- (b) Assume gravity is 9.81 m/s^2 acting in the negative z direction of the space frame. Write code that uses ForwardDynamicsTrajectory to simulate the robot falling in gravity for 3 seconds. The robot starts at rest from the zero configuration, and all joint torques are zero. Use dt = 0.01 seconds and intRes = 10 (10 Euler integration steps per dt). Your code should create a csv file of the configurations at 0.01 second intervals (you should get ~300 configurations, since you are simulating for 3 seconds with dt = 0.01) and use that to create a V-REP video of the robot falling. Turn in your code that uses ForwardDynamicsTrajectory, the input you used to your code, and your movie. Note: You are responsible for a correct dynamic simulation. If you discover a problem with the code ForwardDynamicsTrajectory, you are responsible for fixing it so you get a proper simulation. Get started early!
- Assignment 5, due on Canvas Friday Dec 9 by 9:00 AM. Make sure to download the updated version of the book, dated November 24. Chapter 13 Exercise 33, including videos for parts (d) and (e). This exercise uses the KUKA youBot mobile manipulator scenes on the V-REP page. The gains corresponding to the linear and angular components of the P and I errors can have different values, accounting for the different units of linear and angular error.
Approximate Syllabus
Configuration Space
reading: Chapter 2
- degrees of freedom, Grubler's formula, parameterizations, holonomic and nonholonomic constraints
Rigid-Body Motions
reading: Chapter 3
- rotation matrices, angular velocity, and exponential coordinates
- transformation matrices, twists, and exponential coordinates

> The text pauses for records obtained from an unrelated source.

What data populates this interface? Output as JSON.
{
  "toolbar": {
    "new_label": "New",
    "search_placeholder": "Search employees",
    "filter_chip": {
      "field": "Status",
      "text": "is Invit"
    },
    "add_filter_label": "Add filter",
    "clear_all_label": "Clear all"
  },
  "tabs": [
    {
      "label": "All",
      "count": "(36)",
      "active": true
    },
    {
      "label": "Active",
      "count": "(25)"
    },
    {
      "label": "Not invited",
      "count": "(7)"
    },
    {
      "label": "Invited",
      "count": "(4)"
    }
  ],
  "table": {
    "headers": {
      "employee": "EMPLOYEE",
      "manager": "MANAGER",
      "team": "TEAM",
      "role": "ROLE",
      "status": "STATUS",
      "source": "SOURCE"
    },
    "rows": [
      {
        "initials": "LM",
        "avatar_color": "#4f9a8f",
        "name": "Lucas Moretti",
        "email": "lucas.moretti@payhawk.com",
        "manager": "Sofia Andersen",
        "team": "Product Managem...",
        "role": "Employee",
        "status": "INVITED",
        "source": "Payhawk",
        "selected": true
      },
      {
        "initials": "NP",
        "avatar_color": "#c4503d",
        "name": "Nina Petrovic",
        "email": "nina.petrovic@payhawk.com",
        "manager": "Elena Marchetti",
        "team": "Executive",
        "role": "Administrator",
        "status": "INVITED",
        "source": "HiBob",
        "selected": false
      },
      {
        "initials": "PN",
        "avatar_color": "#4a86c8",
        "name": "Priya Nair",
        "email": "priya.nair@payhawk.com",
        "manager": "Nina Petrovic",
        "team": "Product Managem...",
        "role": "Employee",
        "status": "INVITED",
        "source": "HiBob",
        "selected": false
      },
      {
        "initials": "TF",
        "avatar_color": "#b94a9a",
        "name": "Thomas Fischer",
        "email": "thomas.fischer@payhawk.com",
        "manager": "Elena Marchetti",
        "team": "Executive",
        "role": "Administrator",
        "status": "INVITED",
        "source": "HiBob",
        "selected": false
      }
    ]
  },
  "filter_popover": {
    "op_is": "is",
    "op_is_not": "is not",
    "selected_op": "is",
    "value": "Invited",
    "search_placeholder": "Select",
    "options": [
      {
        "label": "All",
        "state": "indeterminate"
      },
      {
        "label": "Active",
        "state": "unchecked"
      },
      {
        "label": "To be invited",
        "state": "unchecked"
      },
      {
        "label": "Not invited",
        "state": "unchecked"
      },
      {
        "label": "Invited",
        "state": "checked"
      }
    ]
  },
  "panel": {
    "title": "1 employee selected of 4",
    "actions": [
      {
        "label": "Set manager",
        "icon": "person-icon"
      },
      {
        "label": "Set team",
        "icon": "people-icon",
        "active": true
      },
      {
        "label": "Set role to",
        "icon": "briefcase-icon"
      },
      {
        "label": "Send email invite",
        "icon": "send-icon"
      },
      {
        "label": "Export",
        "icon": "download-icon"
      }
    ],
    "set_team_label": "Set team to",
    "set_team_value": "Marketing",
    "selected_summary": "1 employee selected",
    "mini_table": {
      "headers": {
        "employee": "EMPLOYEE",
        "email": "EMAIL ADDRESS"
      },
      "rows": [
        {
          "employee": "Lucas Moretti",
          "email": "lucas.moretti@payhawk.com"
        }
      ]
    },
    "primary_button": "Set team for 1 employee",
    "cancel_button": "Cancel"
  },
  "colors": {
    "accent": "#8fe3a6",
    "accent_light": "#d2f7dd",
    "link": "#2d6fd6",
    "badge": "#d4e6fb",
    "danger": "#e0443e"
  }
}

- wrenches
Forward Kinematics
reading: Chapter 4
- product of exponentials formula in base frame and end-effector frame
- the URDF
Velocity Kinematics and Statics
reading: Chapter 5
- Jacobians: space, body, and other notions (e.g., velocity as time derivative of configuration variables)
- statics of open chains
- singularities, manipulability
Inverse Kinematics
reading: Chapter 6, but you may skip 6.1
- numerical inverse kinematics
Dynamics of Open Chains
reading: Chapter 8 (not 8.4)
- Lagrangian formulation,
- dynamics of a single rigid body
- Newton-Euler inverse and forward dynamics of open chains
- constrained dynamics
- actuation, gearing, and friction
Trajectory Generation
reading: Chapter 9, but you may skip 9.2 and 9.3
- definitions and time-optimal time scaling
Motion Planning
reading: Chapter 10 through 10.5.1
- overview, foundations, and complete path planners
- grid methods and the RRT sampling method
Robot Control
reading: Chapter 11
- motion control and force control
Grasping and Manipulation
reading: Chapter 12
- contact kinematics, planar graphical methods, and form closure
- contact forces, planar graphical methods, and force closure, Chapter 12.2
- other manipulation, Chapter 12.3
Wheeled Mobile Robots
reading: Chapter 13
- modeling, motion planning, and control for omnidirectional and nonholonomic mobile robots
- it is highly unlikely we will get here!